____ INPUT DATA

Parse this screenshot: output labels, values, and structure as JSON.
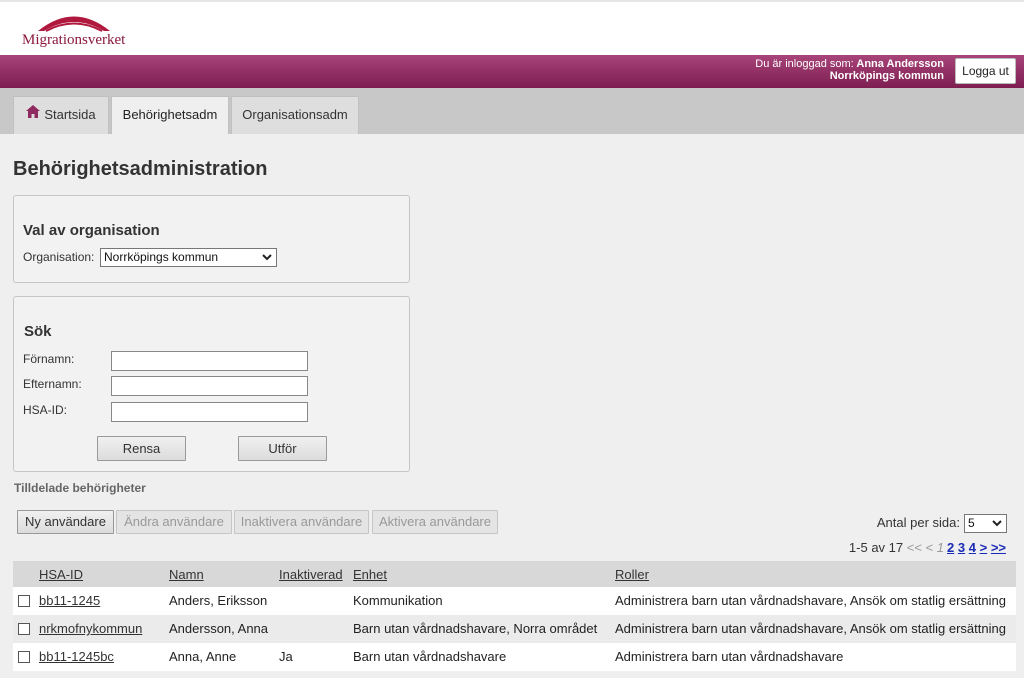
{
  "header": {
    "logo_text": "Migrationsverket",
    "user_label": "Du är inloggad som:",
    "user_name": "Anna Andersson",
    "user_org": "Norrköpings kommun",
    "logout_label": "Logga ut"
  },
  "tabs": [
    {
      "label": "Startsida",
      "icon": "home-icon",
      "active": false
    },
    {
      "label": "Behörighetsadm",
      "active": true
    },
    {
      "label": "Organisationsadm",
      "active": false
    }
  ],
  "page_title": "Behörighetsadministration",
  "org_panel": {
    "title": "Val av organisation",
    "org_label": "Organisation:",
    "org_value": "Norrköpings kommun"
  },
  "search_panel": {
    "title": "Sök",
    "fields": [
      {
        "label": "Förnamn:",
        "value": ""
      },
      {
        "label": "Efternamn:",
        "value": ""
      },
      {
        "label": "HSA-ID:",
        "value": ""
      }
    ],
    "clear_label": "Rensa",
    "submit_label": "Utför"
  },
  "assigned": {
    "title": "Tilldelade behörigheter",
    "actions": [
      {
        "label": "Ny användare",
        "enabled": true
      },
      {
        "label": "Ändra användare",
        "enabled": false
      },
      {
        "label": "Inaktivera användare",
        "enabled": false
      },
      {
        "label": "Aktivera användare",
        "enabled": false
      }
    ],
    "per_page_label": "Antal per sida:",
    "per_page_value": "5",
    "pager": {
      "range_text": "1-5 av 17",
      "first": "<<",
      "prev": "<",
      "current": "1",
      "pages": [
        "2",
        "3",
        "4"
      ],
      "next": ">",
      "last": ">>"
    },
    "columns": [
      "HSA-ID",
      "Namn",
      "Inaktiverad",
      "Enhet",
      "Roller"
    ],
    "rows": [
      {
        "hsa_id": "bb11-1245",
        "name": "Anders, Eriksson",
        "inactive": "",
        "unit": "Kommunikation",
        "roles": "Administrera barn utan vårdnadshavare, Ansök om statlig ersättning"
      },
      {
        "hsa_id": "nrkmofnykommun",
        "name": "Andersson, Anna",
        "inactive": "",
        "unit": "Barn utan vårdnadshavare, Norra området",
        "roles": "Administrera barn utan vårdnadshavare, Ansök om statlig ersättning"
      },
      {
        "hsa_id": "bb11-1245bc",
        "name": "Anna, Anne",
        "inactive": "Ja",
        "unit": "Barn utan vårdnadshavare",
        "roles": "Administrera barn utan vårdnadshavare"
      }
    ]
  },
  "colors": {
    "brand": "#8b1a3b",
    "userbar": "#8e2a60",
    "link": "#1a2bb5"
  }
}
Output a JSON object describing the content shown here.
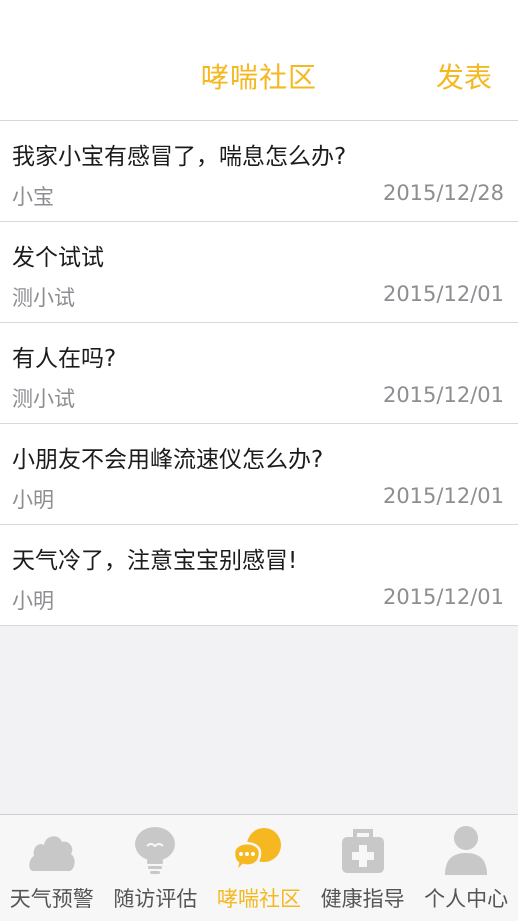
{
  "header": {
    "title": "哮喘社区",
    "action_label": "发表"
  },
  "posts": [
    {
      "title": "我家小宝有感冒了，喘息怎么办?",
      "author": "小宝",
      "date": "2015/12/28"
    },
    {
      "title": "发个试试",
      "author": "测小试",
      "date": "2015/12/01"
    },
    {
      "title": "有人在吗?",
      "author": "测小试",
      "date": "2015/12/01"
    },
    {
      "title": "小朋友不会用峰流速仪怎么办?",
      "author": "小明",
      "date": "2015/12/01"
    },
    {
      "title": "天气冷了，注意宝宝别感冒!",
      "author": "小明",
      "date": "2015/12/01"
    }
  ],
  "tabbar": {
    "items": [
      {
        "label": "天气预警",
        "icon": "cloud-icon",
        "active": false
      },
      {
        "label": "随访评估",
        "icon": "lightbulb-icon",
        "active": false
      },
      {
        "label": "哮喘社区",
        "icon": "chat-bubbles-icon",
        "active": true
      },
      {
        "label": "健康指导",
        "icon": "medical-kit-icon",
        "active": false
      },
      {
        "label": "个人中心",
        "icon": "person-icon",
        "active": false
      }
    ]
  },
  "colors": {
    "accent": "#f5b820",
    "icon_inactive": "#c8c8c8"
  }
}
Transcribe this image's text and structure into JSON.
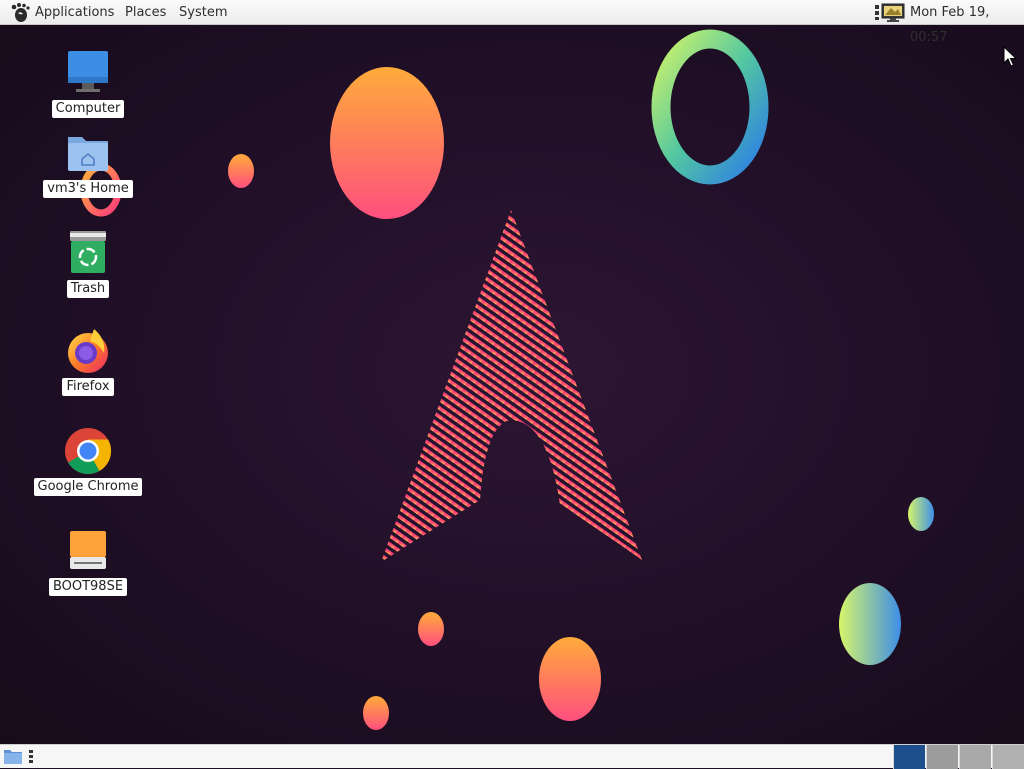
{
  "top_panel": {
    "menus": {
      "applications": "Applications",
      "places": "Places",
      "system": "System"
    },
    "clock": "Mon Feb 19, 00:57",
    "icons": {
      "main": "gnome-foot-icon",
      "tray_menu": "kebab-menu-icon",
      "tray_display": "display-settings-icon"
    }
  },
  "desktop_icons": [
    {
      "label": "Computer",
      "icon": "computer-icon"
    },
    {
      "label": "vm3's Home",
      "icon": "home-folder-icon"
    },
    {
      "label": "Trash",
      "icon": "trash-icon"
    },
    {
      "label": "Firefox",
      "icon": "firefox-icon"
    },
    {
      "label": "Google Chrome",
      "icon": "chrome-icon"
    },
    {
      "label": "BOOT98SE",
      "icon": "drive-icon"
    }
  ],
  "bottom_panel": {
    "icons": {
      "show_desktop": "show-desktop-icon",
      "menu": "kebab-menu-icon"
    },
    "workspaces": [
      {
        "name": "workspace-1",
        "active": true
      },
      {
        "name": "workspace-2",
        "active": false
      },
      {
        "name": "workspace-3",
        "active": false
      },
      {
        "name": "workspace-4",
        "active": false
      }
    ]
  },
  "colors": {
    "background": "#1e0f24",
    "panel": "#f4f4f4",
    "active_workspace": "#1c4f8c",
    "accent_pink": "#ff2f7a",
    "accent_orange": "#ffa53a",
    "accent_green": "#c9f06a",
    "accent_blue": "#3a8fe8"
  }
}
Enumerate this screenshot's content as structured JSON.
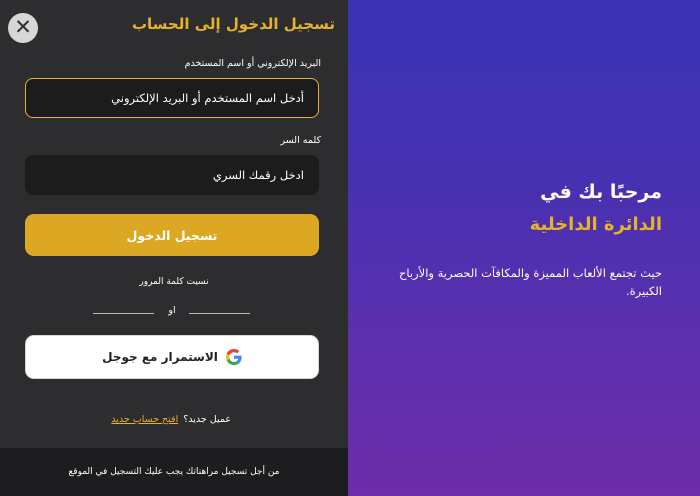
{
  "login": {
    "title": "تسجيل الدخول إلى الحساب",
    "close_icon": "close-icon",
    "email_label": "البريد الإلكتروني أو اسم المستخدم",
    "email_placeholder": "أدخل اسم المستخدم أو البريد الإلكتروني",
    "password_label": "كلمه السر",
    "password_placeholder": "ادخل رقمك السري",
    "login_button": "تسجيل الدخول",
    "forgot_password": "نسيت كلمة المرور",
    "or_text": "او",
    "google_button": "الاستمرار مع جوجل",
    "google_icon": "google-icon",
    "new_customer": "عميل جديد؟",
    "create_account": "افتح حساب جديد",
    "footer_note": "من أجل تسجيل مراهناتك يجب عليك التسجيل في الموقع"
  },
  "welcome": {
    "heading": "مرحبًا بك في",
    "name": "الدائرة الداخلية",
    "description": "حيث تجتمع الألعاب المميزة والمكافآت الحصرية والأرباح الكبيرة."
  },
  "colors": {
    "accent": "#e5b22a",
    "panel_bg": "#2d2d2f",
    "field_bg": "#1c1c1c",
    "gradient_start": "#3a33b5",
    "gradient_end": "#6e2da9"
  }
}
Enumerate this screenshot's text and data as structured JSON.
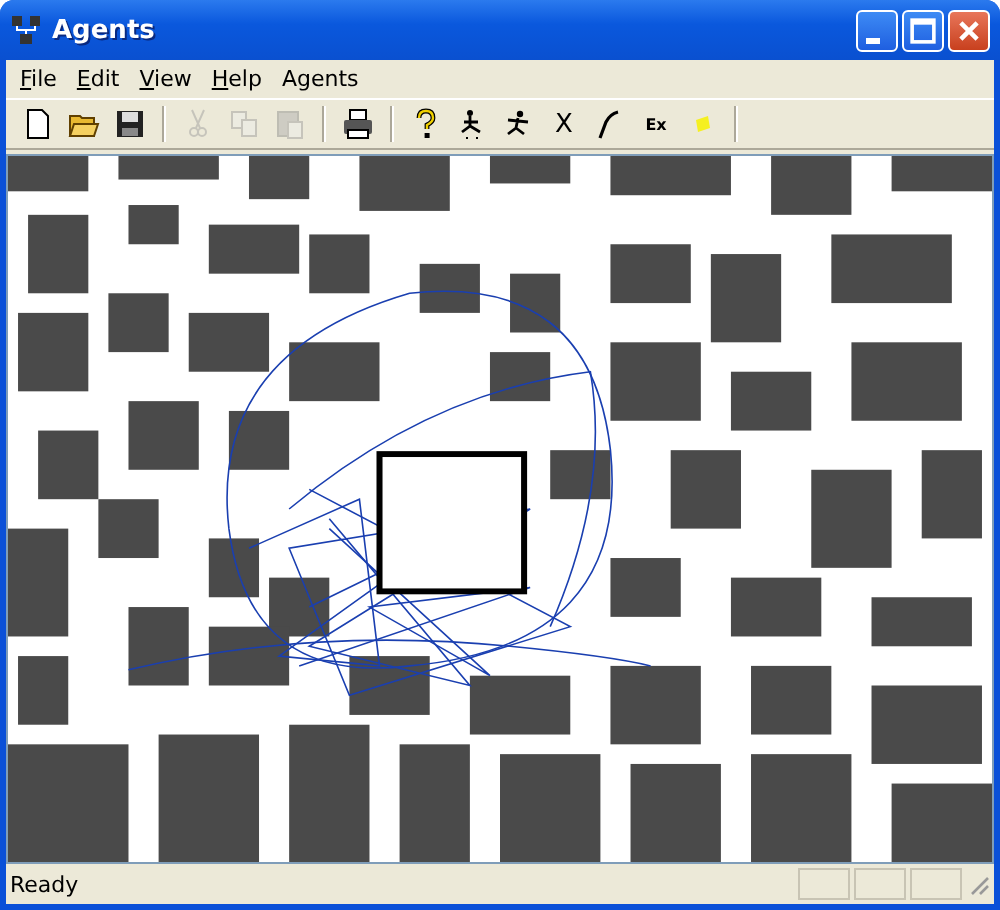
{
  "window": {
    "title": "Agents"
  },
  "menu": [
    {
      "label": "File",
      "mnemonic": true
    },
    {
      "label": "Edit",
      "mnemonic": true
    },
    {
      "label": "View",
      "mnemonic": true
    },
    {
      "label": "Help",
      "mnemonic": true
    },
    {
      "label": "Agents",
      "mnemonic": false
    }
  ],
  "toolbar": [
    {
      "kind": "new",
      "disabled": false
    },
    {
      "kind": "open",
      "disabled": false
    },
    {
      "kind": "save",
      "disabled": false
    },
    {
      "kind": "separator"
    },
    {
      "kind": "cut",
      "disabled": true
    },
    {
      "kind": "copy",
      "disabled": true
    },
    {
      "kind": "paste",
      "disabled": true
    },
    {
      "kind": "separator"
    },
    {
      "kind": "print",
      "disabled": false
    },
    {
      "kind": "separator"
    },
    {
      "kind": "help",
      "disabled": false
    },
    {
      "kind": "walker",
      "disabled": false
    },
    {
      "kind": "runner",
      "disabled": false
    },
    {
      "kind": "text",
      "label": "X",
      "disabled": false
    },
    {
      "kind": "pen",
      "disabled": false
    },
    {
      "kind": "text",
      "label": "Ex",
      "disabled": false
    },
    {
      "kind": "marker",
      "disabled": false
    }
  ],
  "status_bar": {
    "text": "Ready"
  }
}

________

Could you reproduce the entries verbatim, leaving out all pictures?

### ANSWER SECTION
Parse this screenshot: output labels, values, and structure as JSON.
{
  "header": {
    "logo_text": "Migrationsverket",
    "user_label": "Du är inloggad som:",
    "user_name": "Anna Andersson",
    "user_org": "Norrköpings kommun",
    "logout_label": "Logga ut"
  },
  "tabs": [
    {
      "label": "Startsida",
      "icon": "home-icon",
      "active": false
    },
    {
      "label": "Behörighetsadm",
      "active": true
    },
    {
      "label": "Organisationsadm",
      "active": false
    }
  ],
  "page_title": "Behörighetsadministration",
  "org_panel": {
    "title": "Val av organisation",
    "org_label": "Organisation:",
    "org_value": "Norrköpings kommun"
  },
  "search_panel": {
    "title": "Sök",
    "fields": [
      {
        "label": "Förnamn:",
        "value": ""
      },
      {
        "label": "Efternamn:",
        "value": ""
      },
      {
        "label": "HSA-ID:",
        "value": ""
      }
    ],
    "clear_label": "Rensa",
    "submit_label": "Utför"
  },
  "assigned": {
    "title": "Tilldelade behörigheter",
    "actions": [
      {
        "label": "Ny användare",
        "enabled": true
      },
      {
        "label": "Ändra användare",
        "enabled": false
      },
      {
        "label": "Inaktivera användare",
        "enabled": false
      },
      {
        "label": "Aktivera användare",
        "enabled": false
      }
    ],
    "per_page_label": "Antal per sida:",
    "per_page_value": "5",
    "pager": {
      "range_text": "1-5 av 17",
      "first": "<<",
      "prev": "<",
      "current": "1",
      "pages": [
        "2",
        "3",
        "4"
      ],
      "next": ">",
      "last": ">>"
    },
    "columns": [
      "HSA-ID",
      "Namn",
      "Inaktiverad",
      "Enhet",
      "Roller"
    ],
    "rows": [
      {
        "hsa_id": "bb11-1245",
        "name": "Anders, Eriksson",
        "inactive": "",
        "unit": "Kommunikation",
        "roles": "Administrera barn utan vårdnadshavare, Ansök om statlig ersättning"
      },
      {
        "hsa_id": "nrkmofnykommun",
        "name": "Andersson, Anna",
        "inactive": "",
        "unit": "Barn utan vårdnadshavare, Norra området",
        "roles": "Administrera barn utan vårdnadshavare, Ansök om statlig ersättning"
      },
      {
        "hsa_id": "bb11-1245bc",
        "name": "Anna, Anne",
        "inactive": "Ja",
        "unit": "Barn utan vårdnadshavare",
        "roles": "Administrera barn utan vårdnadshavare"
      }
    ]
  },
  "colors": {
    "brand": "#8b1a3b",
    "userbar": "#8e2a60",
    "link": "#1a2bb5"
  }
}
Output a JSON object describing the content shown here.
{
  "header": {
    "title": "哮喘社区",
    "action_label": "发表"
  },
  "posts": [
    {
      "title": "我家小宝有感冒了，喘息怎么办?",
      "author": "小宝",
      "date": "2015/12/28"
    },
    {
      "title": "发个试试",
      "author": "测小试",
      "date": "2015/12/01"
    },
    {
      "title": "有人在吗?",
      "author": "测小试",
      "date": "2015/12/01"
    },
    {
      "title": "小朋友不会用峰流速仪怎么办?",
      "author": "小明",
      "date": "2015/12/01"
    },
    {
      "title": "天气冷了，注意宝宝别感冒!",
      "author": "小明",
      "date": "2015/12/01"
    }
  ],
  "tabbar": {
    "items": [
      {
        "label": "天气预警",
        "icon": "cloud-icon",
        "active": false
      },
      {
        "label": "随访评估",
        "icon": "lightbulb-icon",
        "active": false
      },
      {
        "label": "哮喘社区",
        "icon": "chat-bubbles-icon",
        "active": true
      },
      {
        "label": "健康指导",
        "icon": "medical-kit-icon",
        "active": false
      },
      {
        "label": "个人中心",
        "icon": "person-icon",
        "active": false
      }
    ]
  },
  "colors": {
    "accent": "#f5b820",
    "icon_inactive": "#c8c8c8"
  }
}
Transcribe this image's text and structure into JSON.
{
  "top_panel": {
    "menus": {
      "applications": "Applications",
      "places": "Places",
      "system": "System"
    },
    "clock": "Mon Feb 19, 00:57",
    "icons": {
      "main": "gnome-foot-icon",
      "tray_menu": "kebab-menu-icon",
      "tray_display": "display-settings-icon"
    }
  },
  "desktop_icons": [
    {
      "label": "Computer",
      "icon": "computer-icon"
    },
    {
      "label": "vm3's Home",
      "icon": "home-folder-icon"
    },
    {
      "label": "Trash",
      "icon": "trash-icon"
    },
    {
      "label": "Firefox",
      "icon": "firefox-icon"
    },
    {
      "label": "Google Chrome",
      "icon": "chrome-icon"
    },
    {
      "label": "BOOT98SE",
      "icon": "drive-icon"
    }
  ],
  "bottom_panel": {
    "icons": {
      "show_desktop": "show-desktop-icon",
      "menu": "kebab-menu-icon"
    },
    "workspaces": [
      {
        "name": "workspace-1",
        "active": true
      },
      {
        "name": "workspace-2",
        "active": false
      },
      {
        "name": "workspace-3",
        "active": false
      },
      {
        "name": "workspace-4",
        "active": false
      }
    ]
  },
  "colors": {
    "background": "#1e0f24",
    "panel": "#f4f4f4",
    "active_workspace": "#1c4f8c",
    "accent_pink": "#ff2f7a",
    "accent_orange": "#ffa53a",
    "accent_green": "#c9f06a",
    "accent_blue": "#3a8fe8"
  }
}
Enumerate this screenshot's content as structured JSON.
{
  "login": {
    "title": "تسجيل الدخول إلى الحساب",
    "close_icon": "close-icon",
    "email_label": "البريد الإلكتروني أو اسم المستخدم",
    "email_placeholder": "أدخل اسم المستخدم أو البريد الإلكتروني",
    "password_label": "كلمه السر",
    "password_placeholder": "ادخل رقمك السري",
    "login_button": "تسجيل الدخول",
    "forgot_password": "نسيت كلمة المرور",
    "or_text": "او",
    "google_button": "الاستمرار مع جوجل",
    "google_icon": "google-icon",
    "new_customer": "عميل جديد؟",
    "create_account": "افتح حساب جديد",
    "footer_note": "من أجل تسجيل مراهناتك يجب عليك التسجيل في الموقع"
  },
  "welcome": {
    "heading": "مرحبًا بك في",
    "name": "الدائرة الداخلية",
    "description": "حيث تجتمع الألعاب المميزة والمكافآت الحصرية والأرباح الكبيرة."
  },
  "colors": {
    "accent": "#e5b22a",
    "panel_bg": "#2d2d2f",
    "field_bg": "#1c1c1c",
    "gradient_start": "#3a33b5",
    "gradient_end": "#6e2da9"
  }
}
Enumerate this screenshot's text and data as structured JSON.
{
  "window": {
    "title": "Agents"
  },
  "menu": [
    {
      "label": "File",
      "mnemonic": true
    },
    {
      "label": "Edit",
      "mnemonic": true
    },
    {
      "label": "View",
      "mnemonic": true
    },
    {
      "label": "Help",
      "mnemonic": true
    },
    {
      "label": "Agents",
      "mnemonic": false
    }
  ],
  "toolbar": [
    {
      "kind": "new",
      "disabled": false
    },
    {
      "kind": "open",
      "disabled": false
    },
    {
      "kind": "save",
      "disabled": false
    },
    {
      "kind": "separator"
    },
    {
      "kind": "cut",
      "disabled": true
    },
    {
      "kind": "copy",
      "disabled": true
    },
    {
      "kind": "paste",
      "disabled": true
    },
    {
      "kind": "separator"
    },
    {
      "kind": "print",
      "disabled": false
    },
    {
      "kind": "separator"
    },
    {
      "kind": "help",
      "disabled": false
    },
    {
      "kind": "walker",
      "disabled": false
    },
    {
      "kind": "runner",
      "disabled": false
    },
    {
      "kind": "text",
      "label": "X",
      "disabled": false
    },
    {
      "kind": "pen",
      "disabled": false
    },
    {
      "kind": "text",
      "label": "Ex",
      "disabled": false
    },
    {
      "kind": "marker",
      "disabled": false
    }
  ],
  "status_bar": {
    "text": "Ready"
  }
}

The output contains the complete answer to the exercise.